    Over the past few days, I’ve examined how rookie Gavin Escobar’s arrival in Dallas could affect the team’s usage of two-tight end sets. The ‘Boys want to run more “12” packages with Escobar on the field, but don’t forget that they also drafted a wide receiver in the third round in Baylor’s Terrance Williams. There’s really an interesting dynamic between the two players because their production is probably connected via an inverse relationship since they probably won’t be on the field together. That means that as Escobar’s production goes up, Williams’ will go down, and vice versa.

    And as much as the Cowboys seem committed to getting Escobar on the field, don’t forget that this is a team that lined up with three or more receivers on over 56 percent of their offensive snaps in 2012. Much of that was due to sub-optimal game situations, but who’s to say those won’t crop up again? The Cowboys might have drafted Williams to be Miles Austin’s eventual replacement, but I think he’ll get more 2013 playing time than most expect, regardless of Austin’s status.

    And Williams should be on the field often, but not for the reason you might expect. In reality, the Cowboys and many NFL offenses run the ball most effectively with three receivers on the field. As Chip Kelly will assuredly make clear this season in Philadelphia, it’s a whole lot easier to run from spread formations with only six or seven defenders in the box than it is to cram everyone into a small area and increase the number of blocks your offense needs to make for a play to be successful.

    The Cowboys have long been successful when running the ball from “11” personnel—one running back, one tight end, and three receivers—but for whatever reason, they don’t do it much. Garrett called for a run with “11” personnel 86 times last year. That’s less than one-quarter of all running plays. The Cowboys managed 4.35 YPC on those rushes, however, compared to 3.31 YPC on all other runs. Even in short-yardage situations, it could really benefit the Cowboys to get Escobar off of the field—especially since he’s a really poor blocker—and spread out the defense to opening up running lanes. As much as I like Williams’ size and speed, his biggest contribution in 2013 could be getting on the field to allow the ‘Boys to rush the ball more effectively.

    Jonathan Bales is the founder of The DC Times.
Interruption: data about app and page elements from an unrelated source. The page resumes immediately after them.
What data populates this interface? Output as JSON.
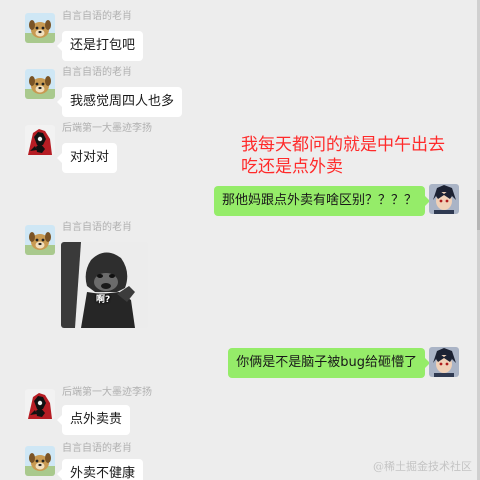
{
  "messages": [
    {
      "sender": "自言自语的老肖",
      "text": "还是打包吧"
    },
    {
      "sender": "自言自语的老肖",
      "text": "我感觉周四人也多"
    },
    {
      "sender": "后端第一大墨迹李扬",
      "text": "对对对"
    },
    {
      "text": "那他妈跟点外卖有啥区别？？？？"
    },
    {
      "sender": "自言自语的老肖",
      "image_caption": "啊?"
    },
    {
      "text": "你俩是不是脑子被bug给砸懵了"
    },
    {
      "sender": "后端第一大墨迹李扬",
      "text": "点外卖贵"
    },
    {
      "sender": "自言自语的老肖",
      "text": "外卖不健康"
    }
  ],
  "annotation": {
    "line1": "我每天都问的就是中午出去",
    "line2": "吃还是点外卖"
  },
  "watermark": "@稀土掘金技术社区",
  "colors": {
    "background": "#ededed",
    "bubble_left": "#ffffff",
    "bubble_right": "#95ec69",
    "annotation": "#ff2a2a",
    "sender_name": "#b0b0b0"
  },
  "icons": {
    "dog_avatar": "dog-avatar-icon",
    "ninja_avatar": "ninja-avatar-icon",
    "self_avatar": "anime-avatar-icon",
    "meme": "monkey-meme"
  }
}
He writes for DallasCowboys.com and the New York Times. He's also the author of Fantasy Football for Smart People: How to Dominate Your Draft.